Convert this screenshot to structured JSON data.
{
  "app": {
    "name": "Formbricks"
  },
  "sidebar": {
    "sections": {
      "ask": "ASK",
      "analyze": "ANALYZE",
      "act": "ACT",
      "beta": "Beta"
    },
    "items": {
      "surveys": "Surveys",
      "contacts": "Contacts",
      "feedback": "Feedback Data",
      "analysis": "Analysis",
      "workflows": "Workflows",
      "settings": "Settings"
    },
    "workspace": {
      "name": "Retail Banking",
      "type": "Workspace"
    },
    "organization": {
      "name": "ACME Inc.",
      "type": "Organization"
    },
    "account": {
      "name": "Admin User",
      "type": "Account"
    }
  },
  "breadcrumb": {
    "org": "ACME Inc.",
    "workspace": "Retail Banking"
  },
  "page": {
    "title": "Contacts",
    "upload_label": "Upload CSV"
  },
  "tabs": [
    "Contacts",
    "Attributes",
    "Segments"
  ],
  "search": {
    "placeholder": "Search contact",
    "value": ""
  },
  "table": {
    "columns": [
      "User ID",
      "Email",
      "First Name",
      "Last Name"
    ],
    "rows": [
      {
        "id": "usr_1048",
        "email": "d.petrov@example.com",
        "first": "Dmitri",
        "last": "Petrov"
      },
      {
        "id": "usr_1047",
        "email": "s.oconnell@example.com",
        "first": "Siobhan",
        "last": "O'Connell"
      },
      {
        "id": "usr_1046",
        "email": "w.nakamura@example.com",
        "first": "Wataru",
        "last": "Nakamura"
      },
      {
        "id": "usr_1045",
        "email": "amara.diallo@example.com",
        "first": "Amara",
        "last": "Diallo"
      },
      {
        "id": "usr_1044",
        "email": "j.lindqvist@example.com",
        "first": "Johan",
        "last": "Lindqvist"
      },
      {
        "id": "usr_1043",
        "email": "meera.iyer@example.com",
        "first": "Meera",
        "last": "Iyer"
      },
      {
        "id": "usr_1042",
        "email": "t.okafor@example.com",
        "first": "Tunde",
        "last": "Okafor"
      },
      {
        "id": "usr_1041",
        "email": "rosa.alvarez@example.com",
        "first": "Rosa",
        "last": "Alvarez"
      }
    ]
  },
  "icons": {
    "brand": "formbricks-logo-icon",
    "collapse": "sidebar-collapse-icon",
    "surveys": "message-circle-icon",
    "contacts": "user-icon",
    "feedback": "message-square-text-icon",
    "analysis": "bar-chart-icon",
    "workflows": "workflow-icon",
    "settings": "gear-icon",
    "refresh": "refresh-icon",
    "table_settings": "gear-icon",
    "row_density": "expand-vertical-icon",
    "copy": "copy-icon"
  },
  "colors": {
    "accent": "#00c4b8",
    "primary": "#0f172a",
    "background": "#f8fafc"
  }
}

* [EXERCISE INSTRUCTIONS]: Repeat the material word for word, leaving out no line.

* [SOLUTION TO THE EXERCISE]:
Convert this screenshot to structured JSON data.
{
  "app": {
    "name": "Formbricks"
  },
  "sidebar": {
    "sections": {
      "ask": "ASK",
      "analyze": "ANALYZE",
      "act": "ACT",
      "beta": "Beta"
    },
    "items": {
      "surveys": "Surveys",
      "contacts": "Contacts",
      "feedback": "Feedback Data",
      "analysis": "Analysis",
      "workflows": "Workflows",
      "settings": "Settings"
    },
    "workspace": {
      "name": "Retail Banking",
      "type": "Workspace"
    },
    "organization": {
      "name": "ACME Inc.",
      "type": "Organization"
    },
    "account": {
      "name": "Admin User",
      "type": "Account"
    }
  },
  "breadcrumb": {
    "org": "ACME Inc.",
    "workspace": "Retail Banking"
  },
  "page": {
    "title": "Contacts",
    "upload_label": "Upload CSV"
  },
  "tabs": [
    "Contacts",
    "Attributes",
    "Segments"
  ],
  "search": {
    "placeholder": "Search contact",
    "value": ""
  },
  "table": {
    "columns": [
      "User ID",
      "Email",
      "First Name",
      "Last Name"
    ],
    "rows": [
      {
        "id": "usr_1048",
        "email": "d.petrov@example.com",
        "first": "Dmitri",
        "last": "Petrov"
      },
      {
        "id": "usr_1047",
        "email": "s.oconnell@example.com",
        "first": "Siobhan",
        "last": "O'Connell"
      },
      {
        "id": "usr_1046",
        "email": "w.nakamura@example.com",
        "first": "Wataru",
        "last": "Nakamura"
      },
      {
        "id": "usr_1045",
        "email": "amara.diallo@example.com",
        "first": "Amara",
        "last": "Diallo"
      },
      {
        "id": "usr_1044",
        "email": "j.lindqvist@example.com",
        "first": "Johan",
        "last": "Lindqvist"
      },
      {
        "id": "usr_1043",
        "email": "meera.iyer@example.com",
        "first": "Meera",
        "last": "Iyer"
      },
      {
        "id": "usr_1042",
        "email": "t.okafor@example.com",
        "first": "Tunde",
        "last": "Okafor"
      },
      {
        "id": "usr_1041",
        "email": "rosa.alvarez@example.com",
        "first": "Rosa",
        "last": "Alvarez"
      }
    ]
  },
  "icons": {
    "brand": "formbricks-logo-icon",
    "collapse": "sidebar-collapse-icon",
    "surveys": "message-circle-icon",
    "contacts": "user-icon",
    "feedback": "message-square-text-icon",
    "analysis": "bar-chart-icon",
    "workflows": "workflow-icon",
    "settings": "gear-icon",
    "refresh": "refresh-icon",
    "table_settings": "gear-icon",
    "row_density": "expand-vertical-icon",
    "copy": "copy-icon"
  },
  "colors": {
    "accent": "#00c4b8",
    "primary": "#0f172a",
    "background": "#f8fafc"
  }
}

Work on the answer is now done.